first name — when she found herself near Jerusalem walking past a sign which read Hadassah hospital.

It was many years before Hadassah applied to Leo Baeck College. In her article she reports a number of her experiences as a new Jew dealing with all the challenges that she faced — that her Jewish memories are adult Jewish memories, not having childhood family sederim, not being able to remember the experience of Cheder, her first mitzvah when she opened the ark at her Synagogue but couldn’t find the cord to pull the curtains such a bag of nerves she was at the time, her feelings when she began as a cheder teacher when she had to learn what it was like to be a Jewish child by listening to children’s tapes and talking to Jewish parents to feel clear about what was needed, then her first service as a lay reader — her nerves and excitement. How she as a rabbi finds that she takes a more holistic approach to the conversion of others than perhaps many of her colleagues do – able to talk about the who gamut of changes that a person will face in their life.

At the end of the article she relates an experience of teaching a post bar/bat mitzvah class.
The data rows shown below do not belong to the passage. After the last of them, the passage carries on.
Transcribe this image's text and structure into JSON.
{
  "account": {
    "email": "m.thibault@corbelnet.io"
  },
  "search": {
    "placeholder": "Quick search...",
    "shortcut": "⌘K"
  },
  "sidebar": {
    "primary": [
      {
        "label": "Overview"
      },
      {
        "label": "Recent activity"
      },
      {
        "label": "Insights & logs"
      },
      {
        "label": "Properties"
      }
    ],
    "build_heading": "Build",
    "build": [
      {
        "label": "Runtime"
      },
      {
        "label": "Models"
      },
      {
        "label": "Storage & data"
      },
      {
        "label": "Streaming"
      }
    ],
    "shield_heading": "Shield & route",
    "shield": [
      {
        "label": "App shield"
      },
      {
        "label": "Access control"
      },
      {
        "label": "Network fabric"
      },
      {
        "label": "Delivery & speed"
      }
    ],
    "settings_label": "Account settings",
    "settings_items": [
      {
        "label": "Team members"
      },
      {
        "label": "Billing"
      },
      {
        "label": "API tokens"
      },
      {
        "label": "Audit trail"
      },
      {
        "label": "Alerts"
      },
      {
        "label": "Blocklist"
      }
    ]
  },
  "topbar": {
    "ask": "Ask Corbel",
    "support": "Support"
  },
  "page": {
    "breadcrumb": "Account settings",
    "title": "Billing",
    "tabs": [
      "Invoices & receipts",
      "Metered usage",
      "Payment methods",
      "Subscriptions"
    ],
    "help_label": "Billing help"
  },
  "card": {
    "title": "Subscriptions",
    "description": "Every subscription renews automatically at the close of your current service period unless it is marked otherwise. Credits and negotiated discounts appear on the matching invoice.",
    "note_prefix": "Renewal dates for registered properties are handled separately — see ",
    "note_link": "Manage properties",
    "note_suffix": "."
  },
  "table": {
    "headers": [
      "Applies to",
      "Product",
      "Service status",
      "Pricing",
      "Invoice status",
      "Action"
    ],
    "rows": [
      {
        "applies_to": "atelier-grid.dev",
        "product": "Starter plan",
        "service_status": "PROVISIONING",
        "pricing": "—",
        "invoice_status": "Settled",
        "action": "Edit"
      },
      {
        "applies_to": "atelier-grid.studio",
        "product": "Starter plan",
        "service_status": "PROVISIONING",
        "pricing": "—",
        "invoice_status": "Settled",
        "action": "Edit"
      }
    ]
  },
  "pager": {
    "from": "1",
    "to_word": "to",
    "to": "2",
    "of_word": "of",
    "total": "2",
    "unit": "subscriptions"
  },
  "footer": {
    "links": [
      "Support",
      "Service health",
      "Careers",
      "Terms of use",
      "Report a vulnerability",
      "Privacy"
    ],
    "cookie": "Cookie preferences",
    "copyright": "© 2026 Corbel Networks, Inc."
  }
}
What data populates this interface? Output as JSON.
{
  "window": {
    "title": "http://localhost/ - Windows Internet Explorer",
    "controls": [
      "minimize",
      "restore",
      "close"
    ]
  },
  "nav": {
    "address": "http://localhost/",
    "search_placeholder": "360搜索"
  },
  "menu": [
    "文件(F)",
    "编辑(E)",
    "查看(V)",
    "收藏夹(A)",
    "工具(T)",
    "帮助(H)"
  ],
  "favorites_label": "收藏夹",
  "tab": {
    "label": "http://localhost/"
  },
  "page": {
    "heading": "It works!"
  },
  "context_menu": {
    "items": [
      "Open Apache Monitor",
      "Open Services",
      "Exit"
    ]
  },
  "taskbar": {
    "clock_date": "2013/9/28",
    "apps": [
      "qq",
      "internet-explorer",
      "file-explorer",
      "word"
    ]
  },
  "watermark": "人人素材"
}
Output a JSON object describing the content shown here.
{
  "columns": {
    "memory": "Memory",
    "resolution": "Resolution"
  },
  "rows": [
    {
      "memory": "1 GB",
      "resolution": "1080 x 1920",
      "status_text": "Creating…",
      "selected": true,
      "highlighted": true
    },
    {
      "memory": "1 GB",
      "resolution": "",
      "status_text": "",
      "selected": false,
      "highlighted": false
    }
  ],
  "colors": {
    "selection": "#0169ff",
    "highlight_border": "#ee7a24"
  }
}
One of the teenagers a bright girl was struggling with the concept of converts being Jewish. She was of the opinion that only a born Jew could really be Jewish — I have to say it is an opinion that I hear with distressing regularity especially from born Jews who do not actually practice their Judaism — possibly because the only bit of Judaism they can lay claim to is the bit that is theirs by birth.

This teenager said that converts, because they had not had a Jewish childhood could never really become fully Jewish. Hadassah threw in a few difficult questions. Then the teenager sat back in her chair agitated and frustrated and said, “I wish I could meet a convert face to face and ask them whether they think that they are really Jewish” – Hadassah, now the girls Rabbi, looked at her sat back in her chair and said “OK,” she said, “ask me”.

I love working with people who are converting to Judaism. These are people who cannot and do not take Judaism for granted. Their questions are challenging and their needs a privilege to meet. It is something that our Synagogue can say with pride that people are welcome to become Jews here. Ours is a straightforward process where we are happy to share what Judaism is with those who wish to know. Many of the people who make this congregation what it is are people who became Jews in adulthood.  Rabbi Josh and now Rabbi Hannah put a great deal of dedicated work and effort into teaching and preparing people to take the joyful step into Judaism, with the help of Jon Epstein.  It is a beautiful part of Alyth just as the Megillah of Ruth is a beautiful Biblical story.

Our Megillah makes the strongest point about conversion when we find that Ruth, the heroine of the story’s grandson is King David — in Judaism the ultimate hero. Jewish peoplehood is not only transmitted by birth — to those who wish to join us our God can be their God, wherever we go they are welcome to join us and our people can be their people, and if they wish to train and then be ordained, they can be our teachers and Rabbis.